About a year ago, a friend said something similar to me. At the time, I thought he was just saying it to be nice. I've always considered myself to be rather shy, slightly introverted, and somewhat of a wallflower. I do well in one-on-one or small gathering situations, but thrown into a larger group or party and I tend to shut down. In many circumstances, I attempt to make a good impression on people, but I leave feeling like I've left a fairly mediocre to no impression at all. I often believe that people forget about me soon after meeting me.

Needless to say, I was extremely skeptical about people being "drawn to me" or *really* liking me. In the last few months, however, I have been told much the same from various people, including friends I've known for quite some time and others I had recently become acquainted with. So when yet another friend made the aforementioned statement to me last night, I decided I should sit up straight, pay attention, and take her word for it.

If I take it as truth, though, I have to try to understand the reasoning behind it. Why do I attract people? What am I doing or saying that makes people take such a liking to me?

"[My] first impression [of you] was that you are really cool and nice."
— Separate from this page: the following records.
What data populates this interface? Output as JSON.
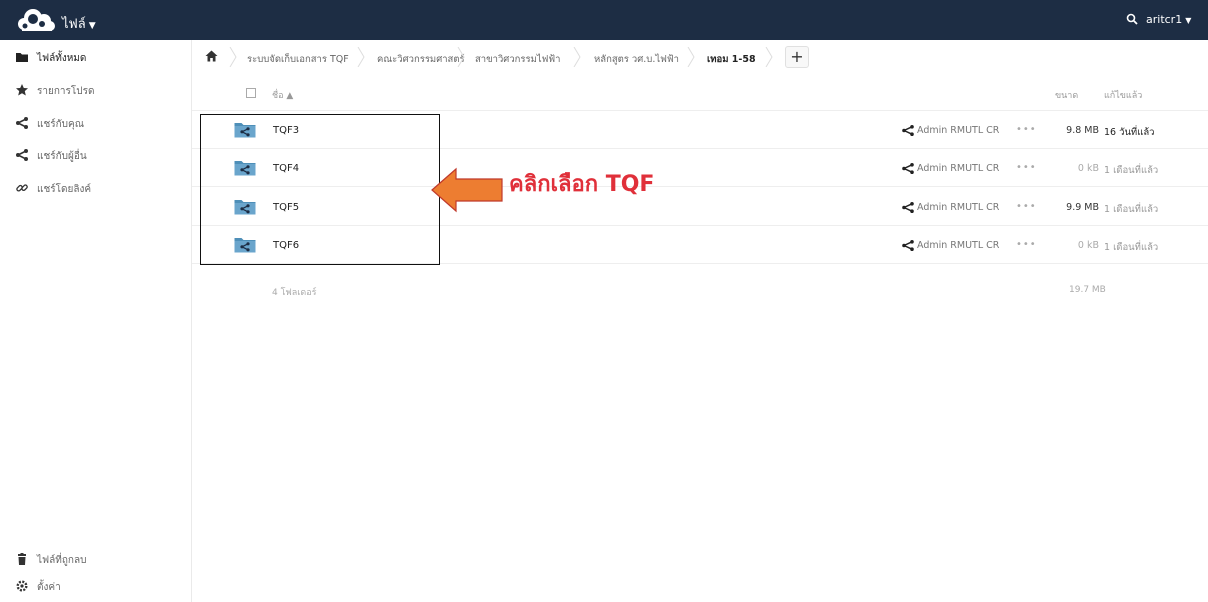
{
  "topbar": {
    "app_title": "ไฟล์",
    "user_name": "aritcr1",
    "icons": [
      "owncloud-logo",
      "search-icon",
      "caret-down-icon"
    ]
  },
  "sidebar": {
    "items": [
      {
        "label": "ไฟล์ทั้งหมด",
        "icon": "folder-icon",
        "active": true
      },
      {
        "label": "รายการโปรด",
        "icon": "star-icon",
        "active": false
      },
      {
        "label": "แชร์กับคุณ",
        "icon": "share-icon",
        "active": false
      },
      {
        "label": "แชร์กับผู้อื่น",
        "icon": "share-icon",
        "active": false
      },
      {
        "label": "แชร์โดยลิงค์",
        "icon": "link-icon",
        "active": false
      }
    ],
    "bottom": [
      {
        "label": "ไฟล์ที่ถูกลบ",
        "icon": "trash-icon"
      },
      {
        "label": "ตั้งค่า",
        "icon": "gear-icon"
      }
    ]
  },
  "breadcrumb": [
    "ระบบจัดเก็บเอกสาร TQF",
    "คณะวิศวกรรมศาสตร์",
    "สาขาวิศวกรรมไฟฟ้า",
    "หลักสูตร วศ.บ.ไฟฟ้า",
    "เทอม 1-58"
  ],
  "table": {
    "col_name": "ชื่อ ▲",
    "col_size": "ขนาด",
    "col_modified": "แก้ไขแล้ว",
    "rows": [
      {
        "name": "TQF3",
        "owner": "Admin RMUTL CR",
        "more": "•••",
        "size": "9.8 MB",
        "modified": "16 วันที่แล้ว",
        "size_light": false
      },
      {
        "name": "TQF4",
        "owner": "Admin RMUTL CR",
        "more": "•••",
        "size": "0 kB",
        "modified": "1 เดือนที่แล้ว",
        "size_light": true
      },
      {
        "name": "TQF5",
        "owner": "Admin RMUTL CR",
        "more": "•••",
        "size": "9.9 MB",
        "modified": "1 เดือนที่แล้ว",
        "size_light": false
      },
      {
        "name": "TQF6",
        "owner": "Admin RMUTL CR",
        "more": "•••",
        "size": "0 kB",
        "modified": "1 เดือนที่แล้ว",
        "size_light": true
      }
    ],
    "summary_count": "4 โฟลเดอร์",
    "summary_size": "19.7 MB"
  },
  "annotation": {
    "text_prefix": "คลิกเลือก ",
    "text_bold": "TQF",
    "arrow_color": "#ed7d31",
    "text_color": "#e0303a"
  },
  "colors": {
    "topbar": "#1d2d44",
    "folder": "#4e8fb8"
  }
}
This was a nice albeit vague thing to hear. But I think I get it:
  • I'm easy to talk to because I listen. I'm also, therefore, down to earth.

  • I have a wide variety of interests so there's a high probability I have something in common with most people.

  • Oh yeah. And I'm nice.

When did nice people become a scarcity? A week ago, I volunteered to bring my friend soup, orange juice, and medicine because he told me he was starting to get sick. I thought I was just extending a courtesy any friend would put forth, but he seemed surprised by it. He told me I was sweet to offer to bring him a care package. Again, I thought I was just being a good friend.

I like being nice, sweet, and a good friend. Maybe people are drawn to me because that is rare to find these days.